# Exercise
A single number is the answer: the count of lines in the records that hold the word "name".

══ Information supplied ══

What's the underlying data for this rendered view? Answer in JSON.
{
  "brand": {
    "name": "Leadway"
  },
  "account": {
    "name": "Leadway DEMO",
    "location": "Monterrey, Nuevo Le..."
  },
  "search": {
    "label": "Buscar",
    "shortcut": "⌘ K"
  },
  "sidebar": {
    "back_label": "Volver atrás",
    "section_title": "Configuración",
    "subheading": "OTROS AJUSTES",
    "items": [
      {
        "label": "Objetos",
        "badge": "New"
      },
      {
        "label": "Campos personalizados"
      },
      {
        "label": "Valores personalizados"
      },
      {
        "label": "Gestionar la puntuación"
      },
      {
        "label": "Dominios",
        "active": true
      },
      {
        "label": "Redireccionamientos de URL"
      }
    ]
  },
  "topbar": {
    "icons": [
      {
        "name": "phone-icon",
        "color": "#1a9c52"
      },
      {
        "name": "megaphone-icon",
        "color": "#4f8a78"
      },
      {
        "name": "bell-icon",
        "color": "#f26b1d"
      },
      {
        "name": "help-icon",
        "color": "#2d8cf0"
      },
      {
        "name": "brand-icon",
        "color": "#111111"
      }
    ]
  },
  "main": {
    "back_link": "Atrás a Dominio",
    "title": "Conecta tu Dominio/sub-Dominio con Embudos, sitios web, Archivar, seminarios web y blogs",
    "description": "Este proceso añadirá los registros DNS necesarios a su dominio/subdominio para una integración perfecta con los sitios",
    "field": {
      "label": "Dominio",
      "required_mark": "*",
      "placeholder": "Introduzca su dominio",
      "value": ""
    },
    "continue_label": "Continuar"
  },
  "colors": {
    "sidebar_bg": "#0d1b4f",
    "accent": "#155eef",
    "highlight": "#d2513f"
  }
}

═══

# Answer to the problem
7